2. A320 (Godzilla soundtrack): This was released somewhere between The Colour and the Shape and There Is Nothing Left To Lose, which means it was recorded closer to the former. This was a flash of things to come from the Foo, but at the time it was something so seemingly out of their league that it became one hell of a hidden gem and a half. A gentle monologue that builds to a soaring instrumental latter half, sonically painting it's theme onto our imaginations as our narrator's plane comes gently plummeting to the ground, disappearing into the clouds below during the fade out. A mature and well written number that scoffs at mainstream rock song structures and actually includes, strings? Are those strings I hear from the band in 1998?  I know it seems a tad hypocritical to put this track so high on the list given my penchant for the simpler more stripped down approach that I hold the band in high regard for, but while this kind of thing is just another spoke in the wheel for the band now,  back then it was, in their catalogue, a beautiful and epic movement - and remains so for me.

1. How I Miss You (Winnebago/Big Me/I'll Stick Around singles): I know it's ridiculous, but this weak-ass, soft and simple little whimper to yowl is arguably one of my all time favorite songs from the band, for all of those reasons.

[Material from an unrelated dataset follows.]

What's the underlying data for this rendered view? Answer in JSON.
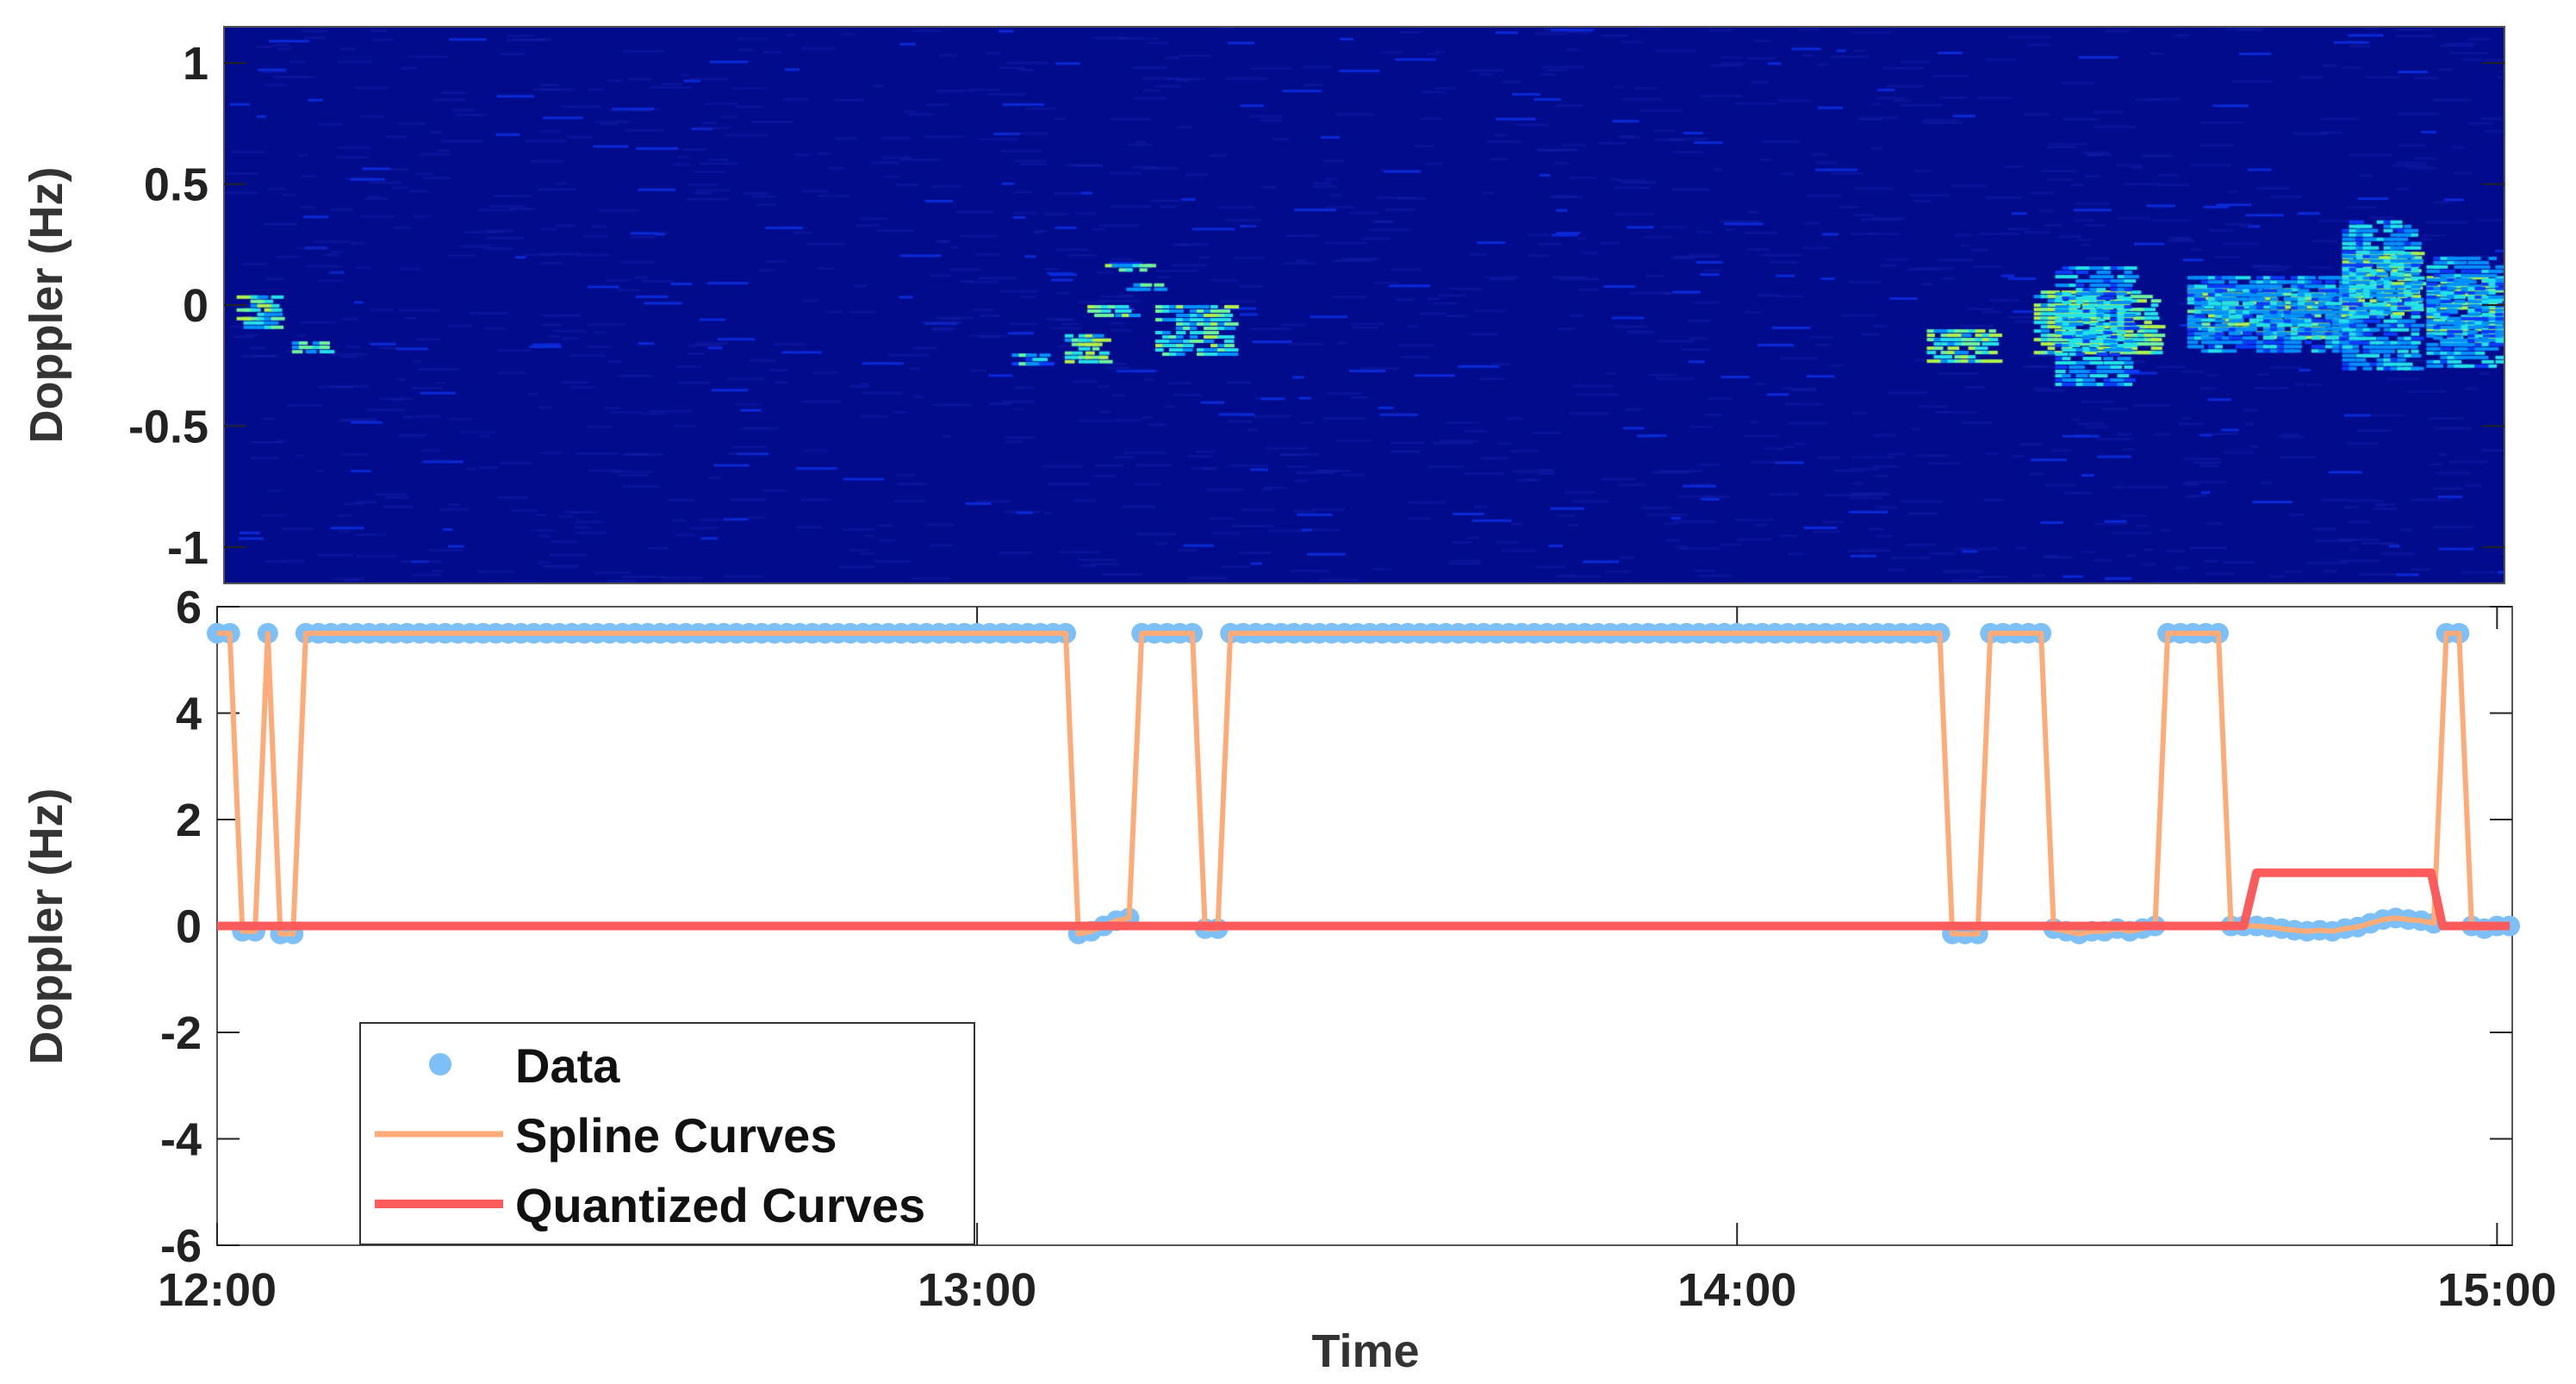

Foo Fighters is my favorite album from this group, for all of the reasons I've sporadically listed above, but especially because of how personal it feels - this song is everywhere he didn't go in so many spots on that album all congealed together, in the end it's an extension of it. A final purge from a place he'd never go back to again.